The Lebanese Army said a warehouse storing oil and tires is burning at the duty-free market in the port of the Lebanese capital
A financial crisis, coronavirus pandemic, the Beirut explosion and a government collapse has left the powerful Hezbollah group on the defensive amid popular demands for systemic reforms.
The Ministry of Public Health announced a record-high of 309 new infections on Tuesday.
Last week's explosion devastated the city and pushed Lebanon—already grappling with multiple crises—into deeper turmoil.
"It's very important for us to stand up to this corrupt government that's caused this failed state to happen," a Lebanese protester told Newsweek.
France and the United Nations hosted an international summit dedicated to determining a relief plan for Lebanon on Sunday.
More than 150 people have died after an explosion in the Lebanese capital of Beirut.
"Hang the nooses," angry Lebanese wrote on social media and protest signs.
"Right now, everyone in Lebanon is afraid of shortages," said UNRWA spokesperson Huda Samra.
May something good ultimately emerge from the tragedy in Beirut this week.
French President Emmanuel Macron on Thursday urged the Iran-backed group to prioritize the interests of Lebanese people over its foreign backers.
Videos found on social media show a missile hitting a Beirut warehouse on Tuesday, allegedly triggering a massive explosion.
Israeli politician Moshe Feiglin's comments about the devastating explosions in Beirut prompted widespread criticism online.
Neutrality, impartiality and independence are important principles—but not taking sides is not the same as not taking a position.
"If they [the Lebanese leaders] can't do it, I'll take my political responsibility," the French leader said in Beirut.
The ammonium nitrate that caused the massive explosion had been stored at the port since 2013, when it was confiscated from a Russian-owned ship.
"We have nothing here, and it keeps getting worse by the day. I have wasted my youth," Mohammad Hijazi told Newsweek.
A video of a woman playing piano in a destroyed room has given people hope for resilience in Beirut following yesterday's explosion.
New satellite images show the extent of Lebanon's enormous blast, with a bird's eye view of the decimated Port of Beirut.
The blast in the Lebanese capital yesterday has killed dozens and injured thousands, causing destruction and sending shockwaves throughout the city.
"We know how it feels to be scared and hungry with no place to go," a Palestinian refugee told Newsweek.
The explosion tore through Beirut on Tuesday, killing at least 100 people and injuring more than 4,000.
The Port of Beirut in Lebanon was devastated in the explosion and is the main point of entry for vital supplies.
At least 100 people have died and thousands wounded after an explosion in the Lebanese capital.

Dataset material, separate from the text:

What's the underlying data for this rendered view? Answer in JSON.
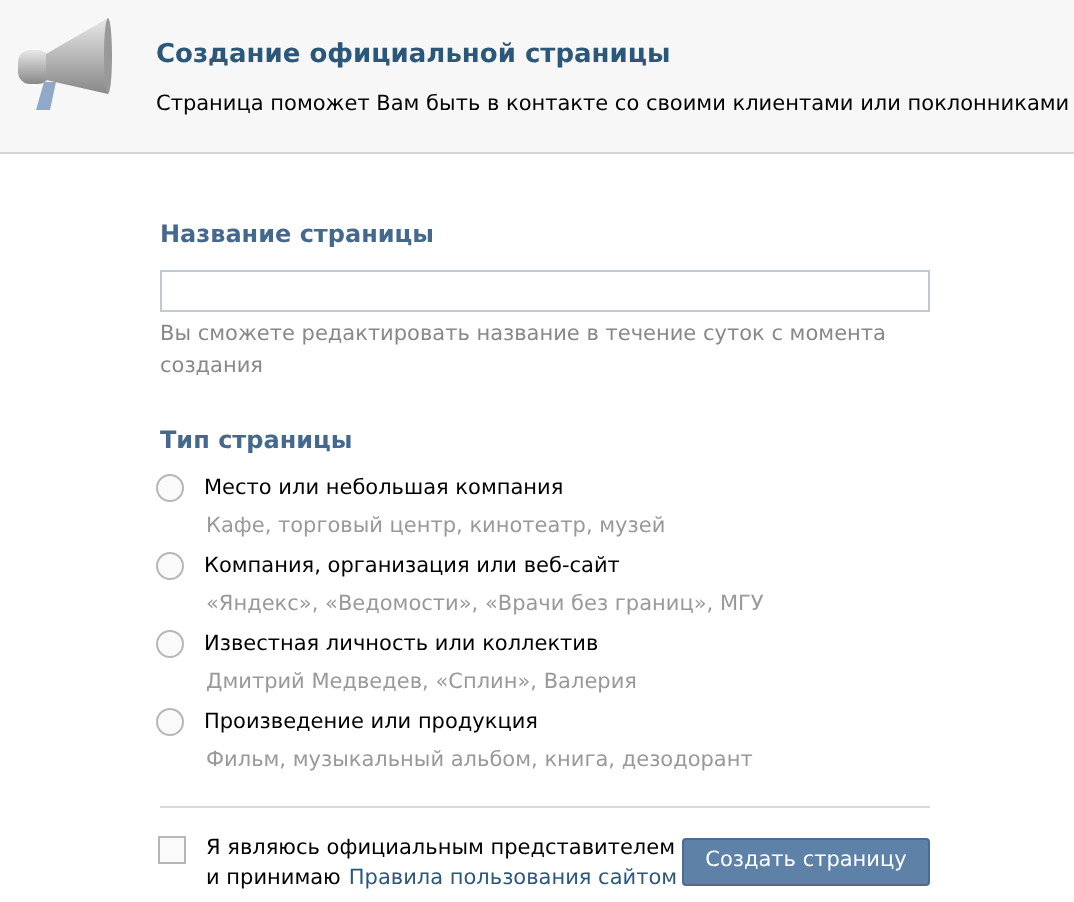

The explosive fertilizer had been stored at the Beirut port since 2013, despite multiple warnings from officials it presented a grave danger to the city.

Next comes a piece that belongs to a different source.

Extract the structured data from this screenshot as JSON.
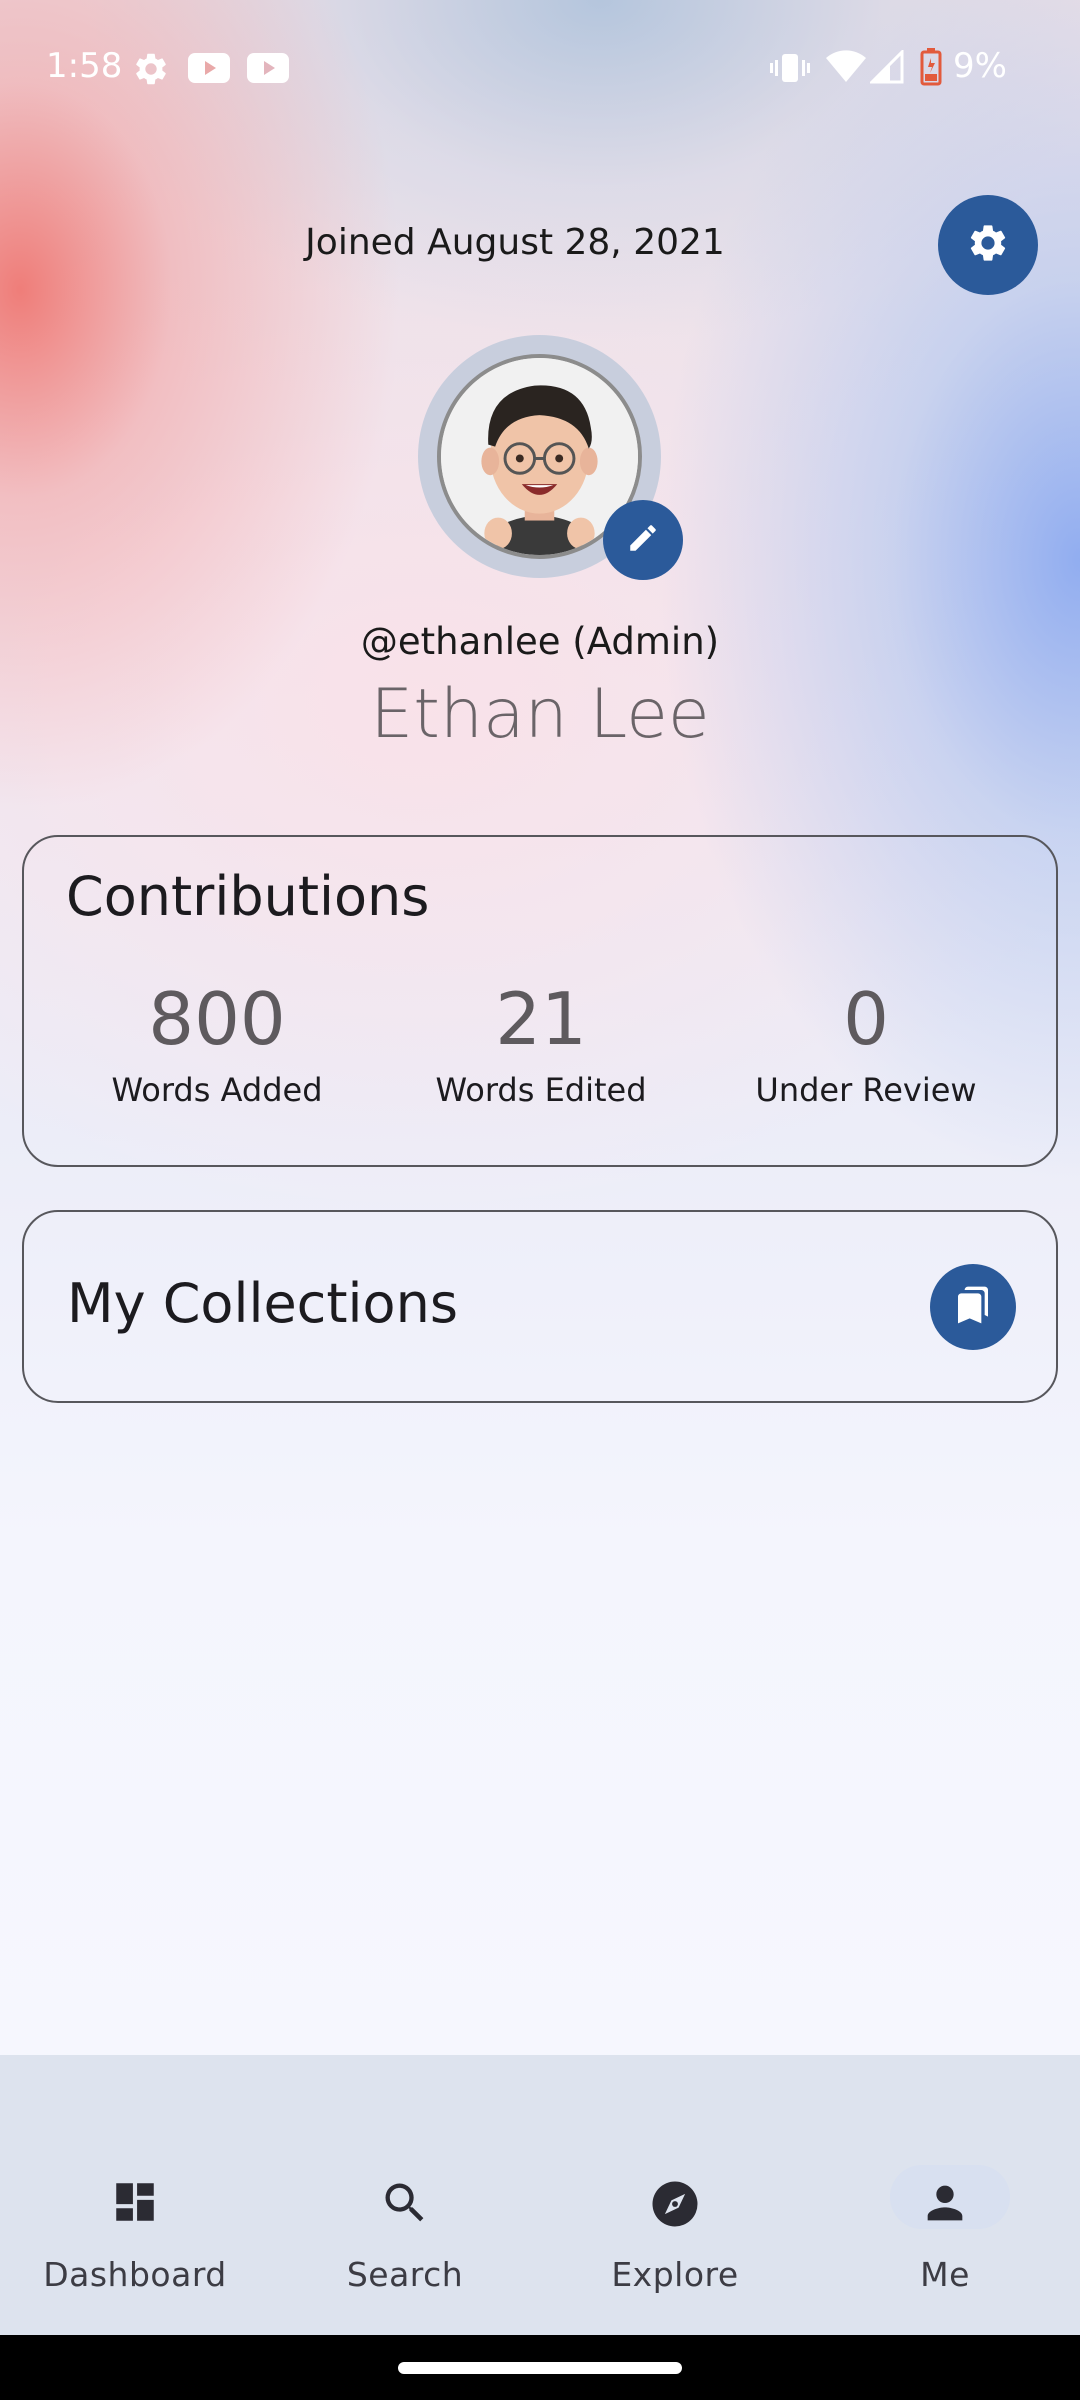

The Port of Beirut first opened in 1887 and is located along the city's northern Mediterranean coast. It has grown to become one of the largest, busiest ports along the Eastern Mediterranean seaboard.